By then Baldock was thinking about entering politics. "I trace it back to the Philippines and working with the poor and needy. You can't solve problems and meet needs if the system of corruption doesn't change.
"I started thinking about New Zealand and how things weren't going that great. Families were breaking up, there was unrest and people at the bottom of the cliff needed help. The only way to attack these problems was to fix them at the government level," thought Baldock.
He stood unsuccessfully for Future NZ in the Tauranga electorate in 1999 but became a city councillor through the Te Papa ward in 2001. A year later even Baldock was surprised when the worm turned in favour of United Future leader Peter Dunne in the final week of the election campaign and, at No 7 on the party list, he became a rookie parliamentarian.
"It was a steep learning curve," admits Baldock.
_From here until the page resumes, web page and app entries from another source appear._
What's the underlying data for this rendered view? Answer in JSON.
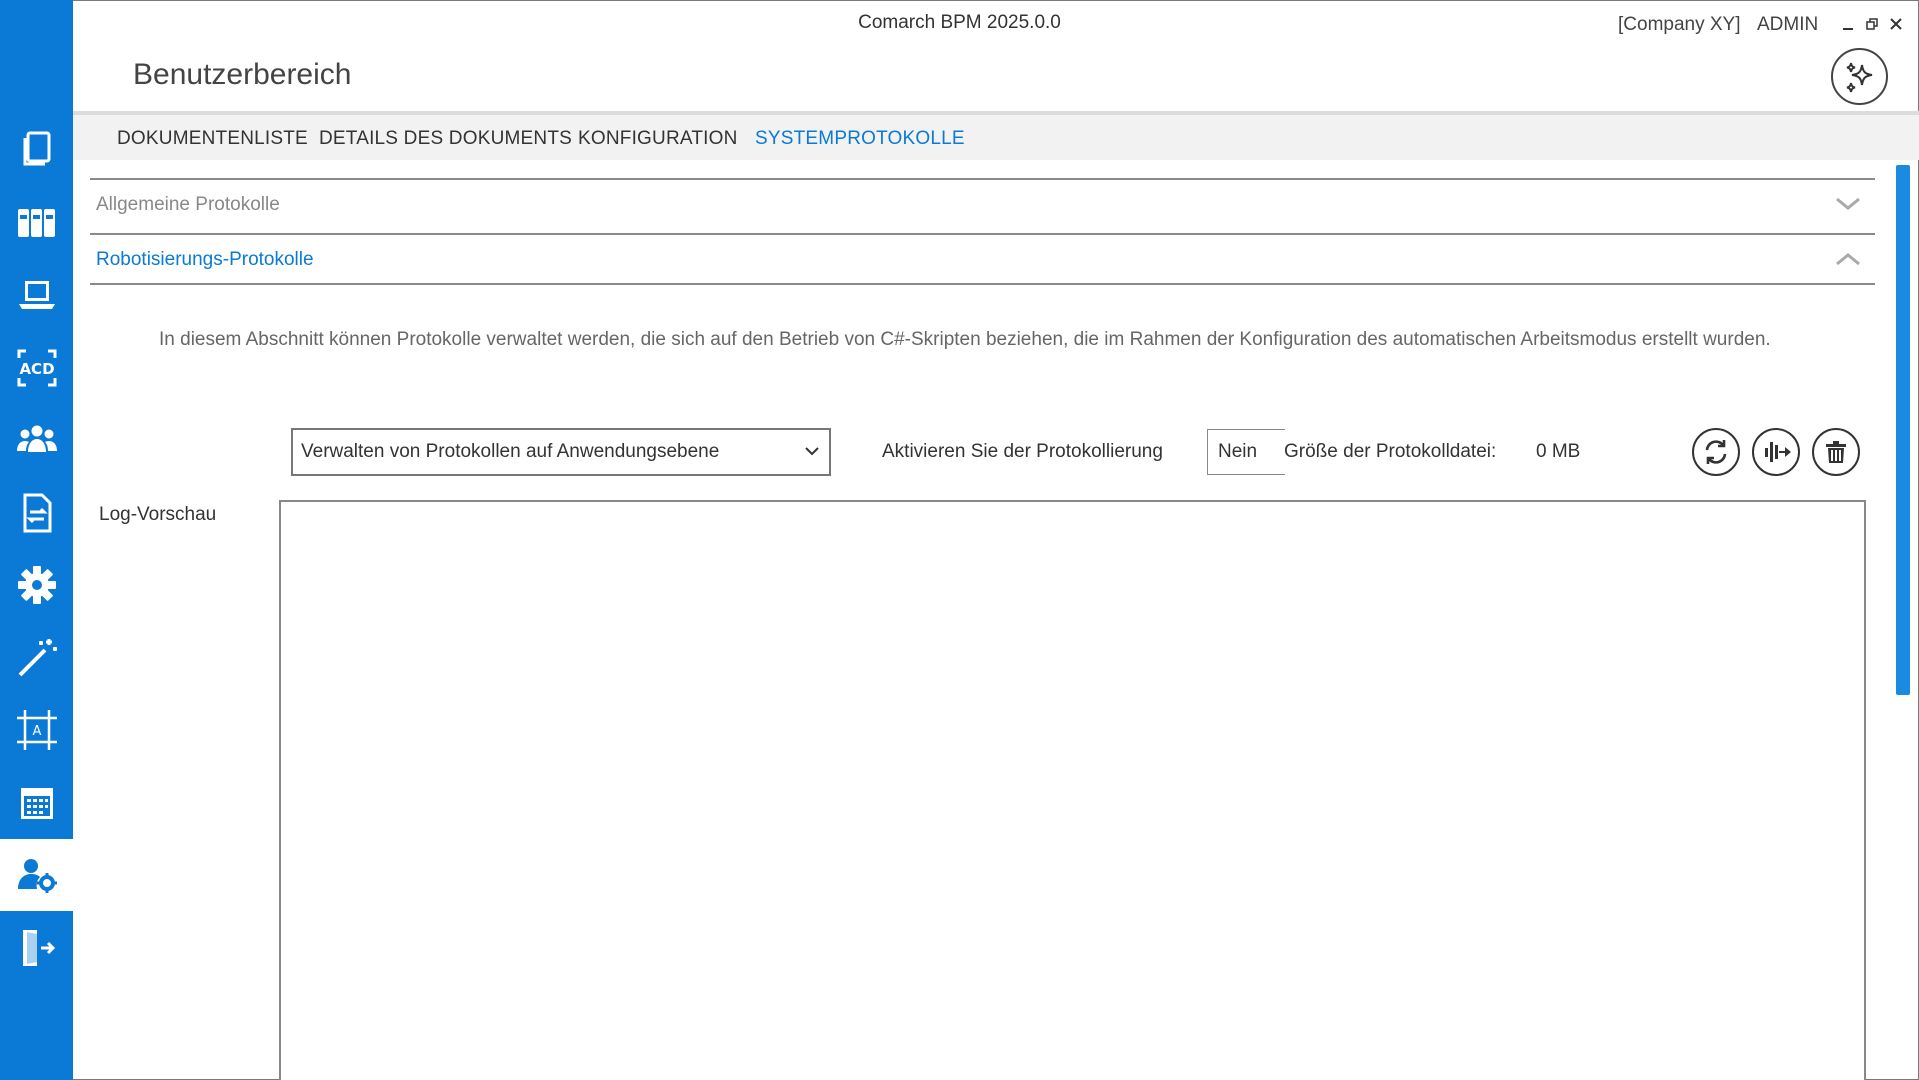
{
  "window": {
    "app_title": "Comarch BPM 2025.0.0",
    "company": "[Company XY]",
    "user": "ADMIN",
    "minimize_icon": "minimize-icon",
    "restore_icon": "restore-icon",
    "close_icon": "close-icon"
  },
  "header": {
    "page_title": "Benutzerbereich",
    "assistant_icon": "sparkles-icon"
  },
  "sidebar": {
    "accent": "#0a7ad6",
    "items": [
      {
        "icon": "documents-icon"
      },
      {
        "icon": "binders-icon"
      },
      {
        "icon": "laptop-icon"
      },
      {
        "icon": "acd-icon"
      },
      {
        "icon": "users-group-icon"
      },
      {
        "icon": "document-sync-icon"
      },
      {
        "icon": "gear-icon"
      },
      {
        "icon": "magic-wand-icon"
      },
      {
        "icon": "design-frame-icon"
      },
      {
        "icon": "calendar-icon"
      },
      {
        "icon": "user-settings-icon",
        "active": true
      },
      {
        "icon": "logout-door-icon"
      }
    ]
  },
  "tabs": [
    {
      "label": "DOKUMENTENLISTE"
    },
    {
      "label": "DETAILS DES DOKUMENTS"
    },
    {
      "label": "KONFIGURATION"
    },
    {
      "label": "SYSTEMPROTOKOLLE",
      "active": true
    }
  ],
  "accordion": {
    "general": {
      "label": "Allgemeine Protokolle",
      "expanded": false
    },
    "robot": {
      "label": "Robotisierungs-Protokolle",
      "expanded": true
    }
  },
  "robot_section": {
    "description": "In diesem Abschnitt können Protokolle verwaltet werden, die sich auf den Betrieb von C#-Skripten beziehen, die im Rahmen der Konfiguration des automatischen Arbeitsmodus erstellt wurden.",
    "select_value": "Verwalten von Protokollen auf Anwendungsebene",
    "enable_label": "Aktivieren Sie der Protokollierung",
    "enable_value": "Nein",
    "size_label": "Größe der Protokolldatei:",
    "size_value": "0 MB",
    "preview_label": "Log-Vorschau",
    "refresh_icon": "refresh-icon",
    "export_icon": "log-export-icon",
    "delete_icon": "trash-icon",
    "preview_content": ""
  }
}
But not afraid of hard work, he took on eight portfolios on behalf of United Future and made an impression in Wellington - and Tauranga.
"You are exposed to an incredible amount of information and you can't help but absorb it. It's surprising how much you can learn." he says.
After one term in Parliament, he knows he's back in the same situation as 2002. He's resigned to the fact that he can't beat Winston Peters or Bob Clarkson in the race for the Tauranga electorate.
And he has to rely on the popularity of the leader Peter Dunne and the party policies to drag him through. United Future needs Dunne's seat and just under 4 per cent of the overall party vote to get Baldock back in to Parliament.
Baldock hasn't had the time to knock on 1000 doors like he did in 2002 - as a parliamentarian he's had to gallop around the country pushing the party message. Working with a small but enthusiastic local committee, he's resorted to signs, newspaper advertising, letterbox drops and handing our pamphlets. One of the hardest workers is his wife Barbara.
It may not be this time but the home-grown Baldock has one big dream - to be the MP for Tauranga. "I have developed a good relationship with the city leaders through my local council involvement.
"I respect their wishes for what the city needs. All they have to do is tell me and I will make sure it is carried out. To me, returning as a List MP is building for the future.
"Sooner or later I will win the seat.
"Tauranga is my home and I would be proud to represent it."
By Graham Skellern